I remember the exact occasion when I discovered how sublime a bite into a slice of watermelon feels against the mid July heat. I was fifteen and I was in Tel Aviv having dinner with some friends near the beach. It was hot, humid and the air was heavy. But when the waiter brought abatiach to the table, I realized how restoring and refreshing that huge melon is, especially when the temperature rises. Its flesh is hard enough to produce a pleasant crunch, but soft enough to melt in your mouth releasing its cold, sweet juice.
If that amazing summer gift wasn’t enough, watermelon is also great for our health, as it contains a great amount of antioxidants.
Antioxidants are substances capable of neutralizing free radicals in the body. This is important, because free radicals cause inflammation that can lead to diseases such as asthma, heart disease, diabetes, cancer, and arthritis. By providing antioxidants vitamin C, vitamin A (in the form of beta-carotene), and in the case of red watermelon, lycopene, watermelon can help us protect ourselves against that damage.
With no need to turn the oven on (who wants to do that in the summer?), here are some cool and pretty cooling recipes that will help you discover a whole new side of the precious fruit.
One adjective can define this recipe: REFRESHING! This salad is tangy, crunchy, slightly sweet and mint-y and the feta cheese adds some protein, calcium, saltiness and creaminess to the juiciness of the summer fruits it’s paired with. Plus, it’s incredibly good for you and fast to prepare. Click here for recipe.
Borrowing some Southeast Asian flavors, this soup is interesting, unique, a bit daring and very easy to like (and to make). It does require to be refrigerated overnight, as it will season itself while you are asleep, but it’s worth it! Plus it’s a great use of leftover, almost stale bread hanging in the counter. Click here for recipe.
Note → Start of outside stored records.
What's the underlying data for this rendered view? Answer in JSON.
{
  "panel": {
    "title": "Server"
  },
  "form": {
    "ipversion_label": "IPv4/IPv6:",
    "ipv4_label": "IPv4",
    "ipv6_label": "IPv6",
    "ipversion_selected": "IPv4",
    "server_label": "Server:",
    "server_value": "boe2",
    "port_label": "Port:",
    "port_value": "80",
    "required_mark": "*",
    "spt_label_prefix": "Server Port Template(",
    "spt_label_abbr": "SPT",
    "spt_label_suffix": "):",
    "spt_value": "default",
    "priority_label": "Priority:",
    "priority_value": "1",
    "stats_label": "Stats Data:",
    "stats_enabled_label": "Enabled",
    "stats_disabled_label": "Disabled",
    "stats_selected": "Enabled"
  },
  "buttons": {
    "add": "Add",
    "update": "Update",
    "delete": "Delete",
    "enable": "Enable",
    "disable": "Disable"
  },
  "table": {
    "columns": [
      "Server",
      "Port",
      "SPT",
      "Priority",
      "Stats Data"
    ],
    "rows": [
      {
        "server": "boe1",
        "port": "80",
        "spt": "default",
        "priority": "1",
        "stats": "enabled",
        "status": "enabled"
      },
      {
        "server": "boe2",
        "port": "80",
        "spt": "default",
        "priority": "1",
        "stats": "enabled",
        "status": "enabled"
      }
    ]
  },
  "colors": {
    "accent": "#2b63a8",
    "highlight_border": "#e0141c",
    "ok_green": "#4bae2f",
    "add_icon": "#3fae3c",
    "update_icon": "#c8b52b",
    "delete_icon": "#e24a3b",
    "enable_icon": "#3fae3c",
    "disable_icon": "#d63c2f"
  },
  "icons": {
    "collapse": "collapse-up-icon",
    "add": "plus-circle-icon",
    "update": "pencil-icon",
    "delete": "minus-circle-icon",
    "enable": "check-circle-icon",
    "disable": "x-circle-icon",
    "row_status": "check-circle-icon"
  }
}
Granita, which originated in Italy, is similar to shaved or Italian ices. It is a light, refreshing concoction made of frozen flakes of seasonal produce. Granitas can be sweetened (think of slushies) and eaten as a light dessert, or mildly flavored and served as a palate cleanser between courses in a meal. Despite their fancy-sounding name, they are a breeze to make and a delight to eat. This particular one features watermelon that is only slightly sweetened with raw agave nectar and perfumed with lime zest and a touch of dry lavender. Please make sure that if you decide to use lavender, it is “culinary” lavender, which means that it wasn’t sprayed with pesticides, and therefore, safe to eat. Click here for recipe.